The University of the Witwatersrand has congratulated the Minister of Science and Technology, Naledi Pandor and all those involved in assisting South Africa to win the bid to host the Square Kilometre Array (SKA) radio telescope.
In a statement, Wits said “This is a major scientific coup for South Africa and will serve as a key research advantage to the entire scientific community.
“We believe that the SKA will be the most powerful major radio astronomy programme in the 21st Century that will allow us not only to understand the physics and the evolution of the universe and its structures, but also new aspects of astrophysics, like the origin of extremely high-energy particles, cosmic jets, black holes, and the structure and evolution of magnetic fields in cosmic structures, which will probably be addressed for the very first time. This attainment will open up new opportunities for South African scientists, including those based at Wits, to collaborate with some of the best scientists in Australia (co-hosts of the SKA) and the world.
“This is indeed a proud day for our country.”
Justin Jonas, the associate director for science and engineering at the SKA South Africa Project, said the decision marked a turning point in Africa. “This does signal a new era in Africa. We must realise how big this is.”
He said Africa would construct two of the three SKA receiver components, which was a major project. “Two thirds of the biggest instrument in the world is still the biggest instrument in the world,” he said.
“The science that will come out of this is truly amazing. The committee found that splitting the SKA didn’t compromise science. It will increase the costs, but will not compromise science in any way.”
Jonas hoped the project could now move “properly forward” and that the team could start “building stuff”.
The ANC welcomed the decision, saying “”This is a momentous day for South Africa and the continent and will give all of us the possibility to answer fundamental questions in physics, astronomy and cosmology.
“It will advance our scientific research capacity as a country and a continent and will also see a lot of foreign direct investment injected into this project, which will go a long way in creating much-needed jobs in our country and the continent.”
Democratic Alliance MP Junita Kloppers-Lourens said the party was disheartened, but not dismayed at the decision. “Today, Africa Day, we yearned to win the SKA bid to exemplify the African dream outright,” she said in a statement. “A draw is no loss, though, and the majority of physical infrastructure in phase one will be built in South Africa.”
She said the SKA advisory committee had identified Southern Africa as the preferred site. “That we will receive the lion’s share of the biggest ever scientific project may serve to reverse the trajectory of dead aid that has characterised the African continent and signal a new era of cutting edge investment that incisively builds our knowledge economy.”

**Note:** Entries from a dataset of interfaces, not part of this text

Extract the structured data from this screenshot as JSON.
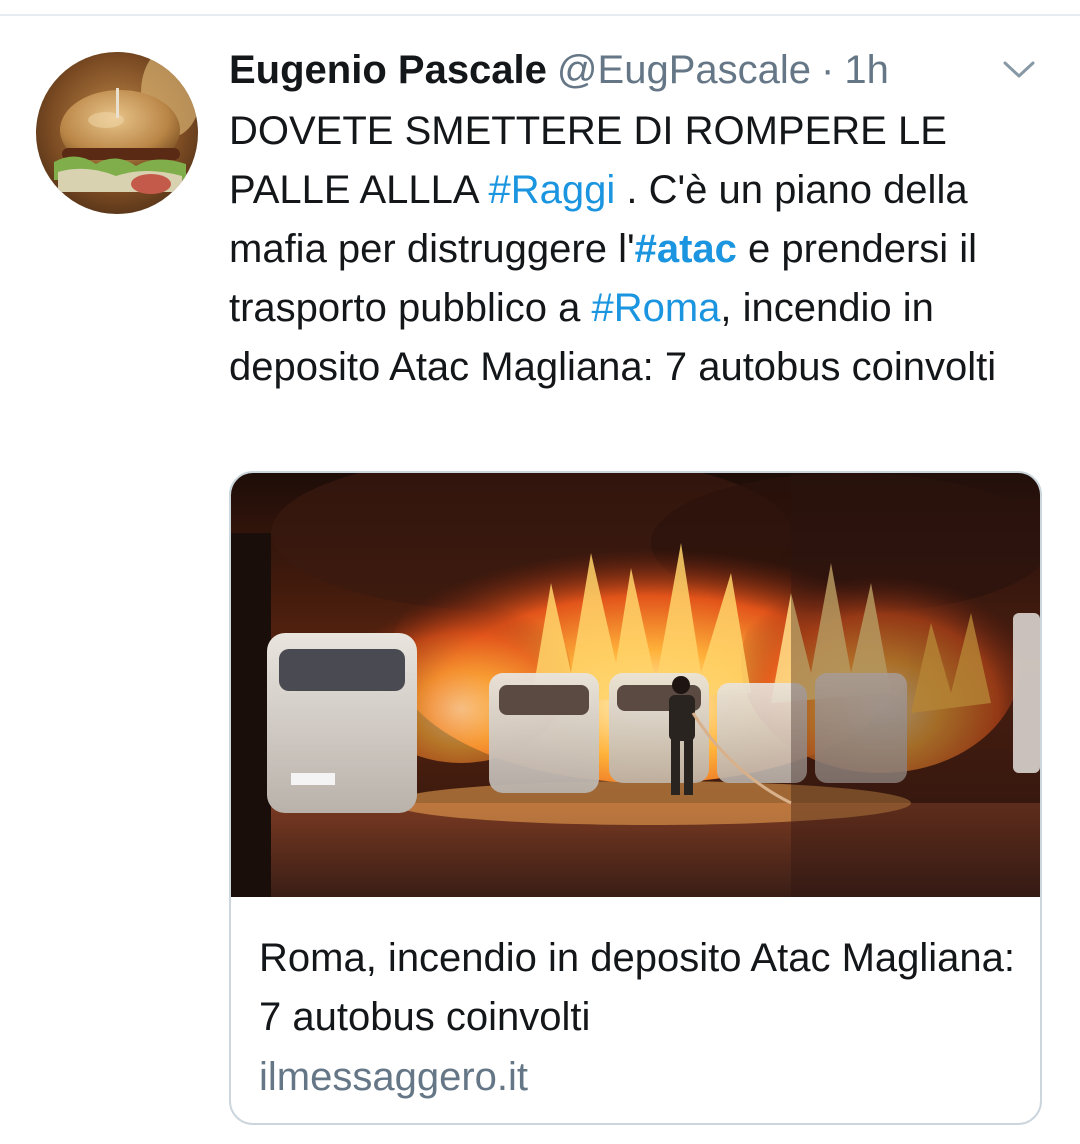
{
  "tweet": {
    "display_name": "Eugenio Pascale",
    "handle": "@EugPascale",
    "separator": "·",
    "time": "1h",
    "menu_icon": "chevron-down-icon",
    "avatar_icon": "burger-photo-avatar",
    "text": {
      "part1": "DOVETE SMETTERE DI ROMPERE LE PALLE ALLLA ",
      "hashtag_raggi": "#Raggi",
      "part2": " . C'è un piano della mafia per distruggere l'",
      "hashtag_atac": "#atac",
      "part3": " e prendersi il trasporto pubblico a ",
      "hashtag_roma": "#Roma",
      "part4": ", incendio in deposito Atac Magliana: 7 autobus coinvolti"
    },
    "link_color": "#1b95e0"
  },
  "card": {
    "image_icon": "bus-depot-fire-photo",
    "title": "Roma, incendio in deposito Atac Magliana: 7 autobus coinvolti",
    "domain": "ilmessaggero.it"
  }
}
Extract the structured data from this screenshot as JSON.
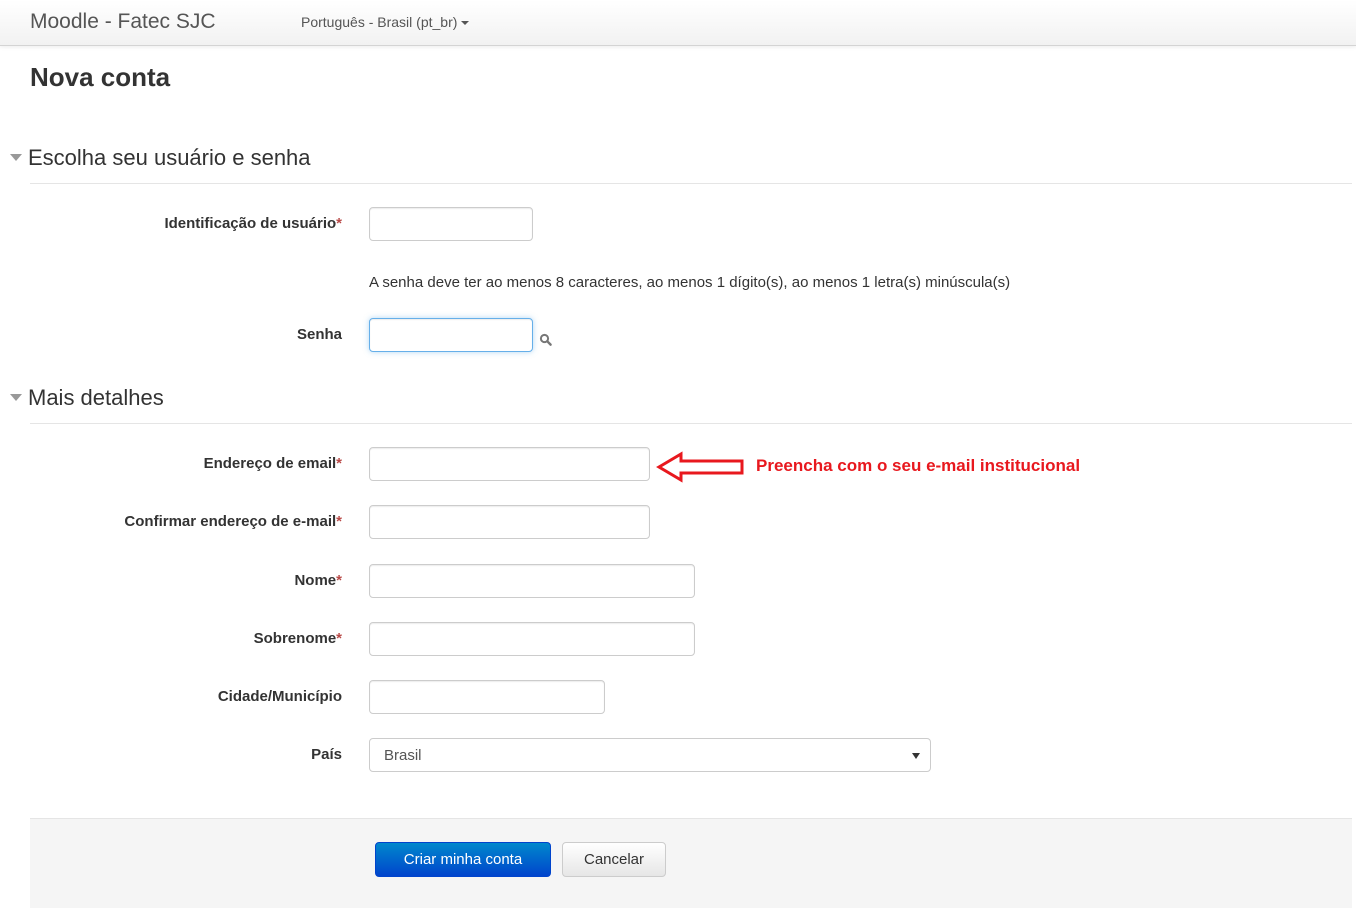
{
  "navbar": {
    "brand": "Moodle - Fatec SJC",
    "language": "Português - Brasil (pt_br)"
  },
  "page_title": "Nova conta",
  "section_credentials": {
    "legend": "Escolha seu usuário e senha",
    "username_label": "Identificação de usuário",
    "username_value": "",
    "password_hint": "A senha deve ter ao menos 8 caracteres, ao menos 1 dígito(s), ao menos 1 letra(s) minúscula(s)",
    "password_label": "Senha",
    "password_value": "",
    "reveal_icon": "magnifier-icon"
  },
  "section_details": {
    "legend": "Mais detalhes",
    "email_label": "Endereço de email",
    "email_value": "",
    "email_confirm_label": "Confirmar endereço de e-mail",
    "email_confirm_value": "",
    "firstname_label": "Nome",
    "firstname_value": "",
    "lastname_label": "Sobrenome",
    "lastname_value": "",
    "city_label": "Cidade/Município",
    "city_value": "",
    "country_label": "País",
    "country_value": "Brasil"
  },
  "annotation": {
    "text": "Preencha com o seu e-mail institucional",
    "color": "#e8181e"
  },
  "required_marker": "*",
  "buttons": {
    "submit": "Criar minha conta",
    "cancel": "Cancelar"
  }
}
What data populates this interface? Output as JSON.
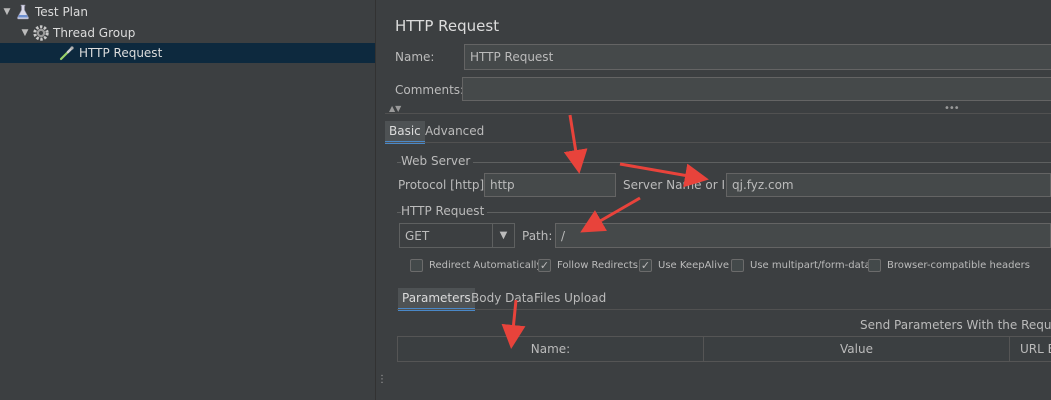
{
  "tree": {
    "items": [
      {
        "label": "Test Plan",
        "icon": "flask-icon"
      },
      {
        "label": "Thread Group",
        "icon": "gear-icon"
      },
      {
        "label": "HTTP Request",
        "icon": "pipette-icon",
        "selected": true
      }
    ]
  },
  "editor": {
    "title": "HTTP Request",
    "name_label": "Name:",
    "name_value": "HTTP Request",
    "comments_label": "Comments:",
    "comments_value": "",
    "tabs": [
      {
        "label": "Basic",
        "active": true
      },
      {
        "label": "Advanced",
        "active": false
      }
    ],
    "web_server": {
      "group_label": "Web Server",
      "protocol_label": "Protocol [http]:",
      "protocol_value": "http",
      "server_label": "Server Name or IP:",
      "server_value": "qj.fyz.com"
    },
    "http_request": {
      "group_label": "HTTP Request",
      "method": "GET",
      "path_label": "Path:",
      "path_value": "/"
    },
    "options": [
      {
        "label": "Redirect Automatically",
        "checked": false
      },
      {
        "label": "Follow Redirects",
        "checked": true
      },
      {
        "label": "Use KeepAlive",
        "checked": true
      },
      {
        "label": "Use multipart/form-data",
        "checked": false
      },
      {
        "label": "Browser-compatible headers",
        "checked": false
      }
    ],
    "subtabs": [
      {
        "label": "Parameters",
        "active": true
      },
      {
        "label": "Body Data",
        "active": false
      },
      {
        "label": "Files Upload",
        "active": false
      }
    ],
    "send_params_label": "Send Parameters With the Request:",
    "columns": [
      "Name:",
      "Value",
      "URL E"
    ]
  },
  "colors": {
    "background": "#3c3f41",
    "selected_row": "#0d293e",
    "accent": "#4a88c7",
    "annotation_arrow": "#e8433b"
  }
}
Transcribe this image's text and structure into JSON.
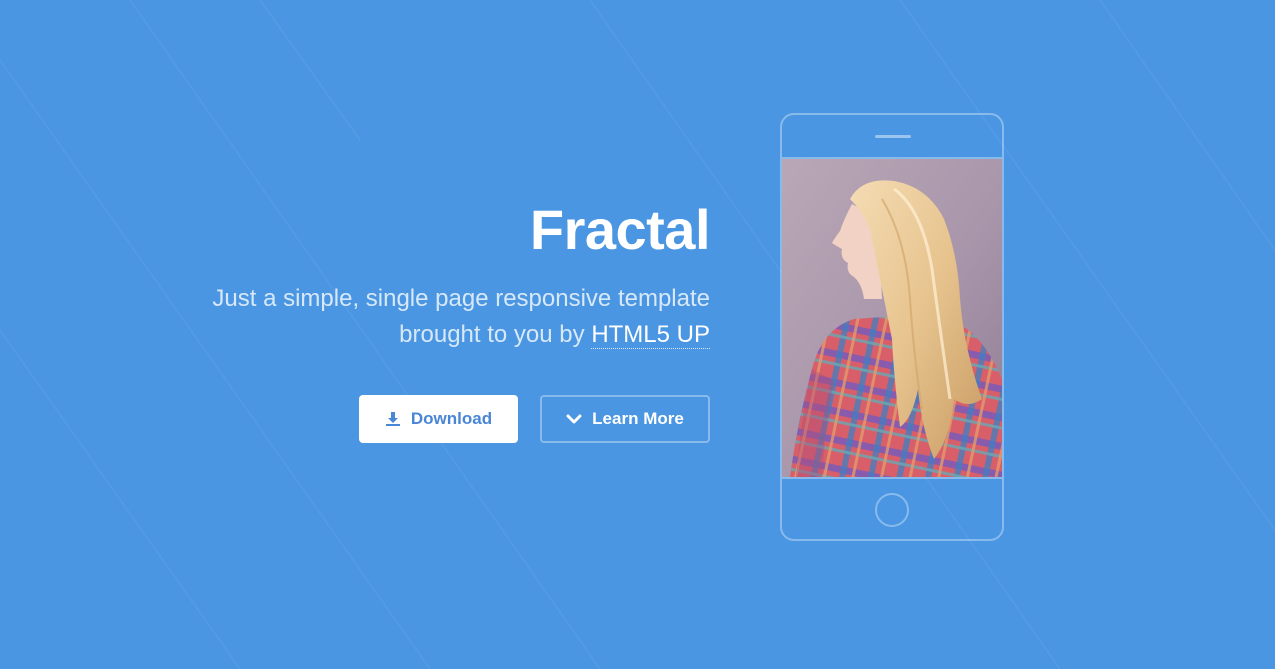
{
  "hero": {
    "title": "Fractal",
    "subtitle_line": "Just a simple, single page responsive template brought to you by",
    "credit_link": "HTML5 UP"
  },
  "actions": {
    "download_label": "Download",
    "learn_more_label": "Learn More"
  },
  "icons": {
    "download": "download-icon",
    "learn_more": "chevron-down-icon"
  },
  "phone": {
    "screen_image": "photo of a blonde woman in a plaid dress, seen in profile"
  },
  "colors": {
    "background": "#4a96e2",
    "button_text": "#4a86d6"
  }
}
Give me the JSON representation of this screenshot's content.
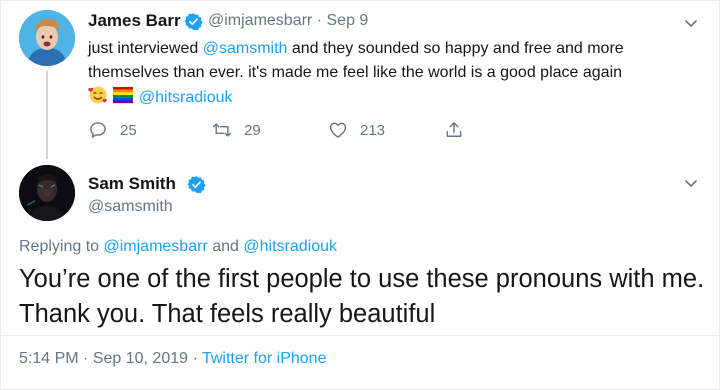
{
  "parent_tweet": {
    "author_name": "James Barr",
    "handle": "@imjamesbarr",
    "separator": "·",
    "date": "Sep 9",
    "text_part1": "just interviewed ",
    "mention1": "@samsmith",
    "text_part2": " and they sounded so happy and free and more themselves than ever. it's made me feel like the world is a good place again",
    "emojis": [
      "smiling-face-with-hearts",
      "rainbow-flag"
    ],
    "mention2": "@hitsradiouk",
    "replies": "25",
    "retweets": "29",
    "likes": "213"
  },
  "reply_tweet": {
    "author_name": "Sam Smith",
    "handle": "@samsmith",
    "replying_prefix": "Replying to",
    "replying_to1": "@imjamesbarr",
    "replying_and": "and",
    "replying_to2": "@hitsradiouk",
    "text": "You’re one of the first people to use these pronouns with me. Thank you. That feels really beautiful",
    "time": "5:14 PM",
    "separator": "·",
    "date": "Sep 10, 2019",
    "source": "Twitter for iPhone"
  },
  "colors": {
    "accent": "#1da1f2",
    "secondary_text": "#657786",
    "primary_text": "#14171a",
    "divider": "#e6ecf0"
  }
}
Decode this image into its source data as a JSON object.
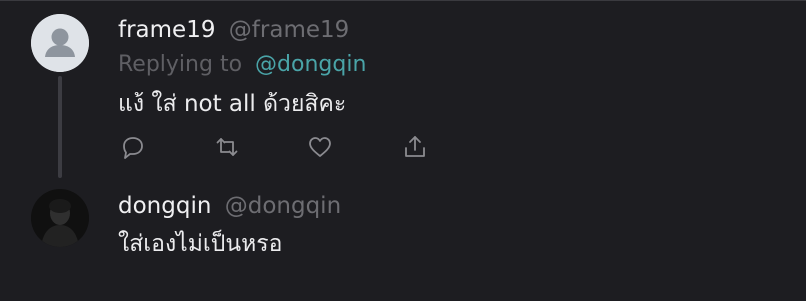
{
  "tweets": [
    {
      "display_name": "frame19",
      "handle": "@frame19",
      "replying_to_label": "Replying to",
      "replying_to_handle": "@dongqin",
      "text": "แง้ ใส่ not all ด้วยสิคะ",
      "avatar": "default-avatar-icon",
      "actions": [
        "reply-icon",
        "retweet-icon",
        "like-icon",
        "share-icon"
      ]
    },
    {
      "display_name": "dongqin",
      "handle": "@dongqin",
      "text": "ใส่เองไม่เป็นหรอ",
      "avatar": "user-photo"
    }
  ],
  "colors": {
    "background": "#1d1d21",
    "text": "#ececee",
    "muted": "#6d6d72",
    "mention": "#4aa4a8",
    "icon": "#8b8b90"
  }
}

Brand SA congratulated the department for its success. “We thank the bid committee for giving us and our African partners the platform to bring the stars and the universe closer to the leaders and explorers of tomorrow,” chief executive officer Miller Matola said in a statement. “It is really apt to have received the news on Africa Day, a day that celebrates the African continents rich heritage and diversity.”
SKA board chairman John Womersley said at press conference in Amsterdam earlier on Friday that a dual site approach had been decided on. “We will be installing equipment in both Australia and South Africa and together they will form part of a global observatory,” he said in comments quoted by French news agency AFP.
The SKA will be 50 times more sensitive than the current most powerful radio telescopes. Scientists hope the SKA project will provide answers about the universe, such as how it started and why it is expanding.
Australia’s core site will be the Mileura station, about 100 kilometres west of Meekathara in western Australia. South Africa’s main site will be outside Carnarvon in the Karoo. Satellite dishes for the project will stretch across south and east Africa.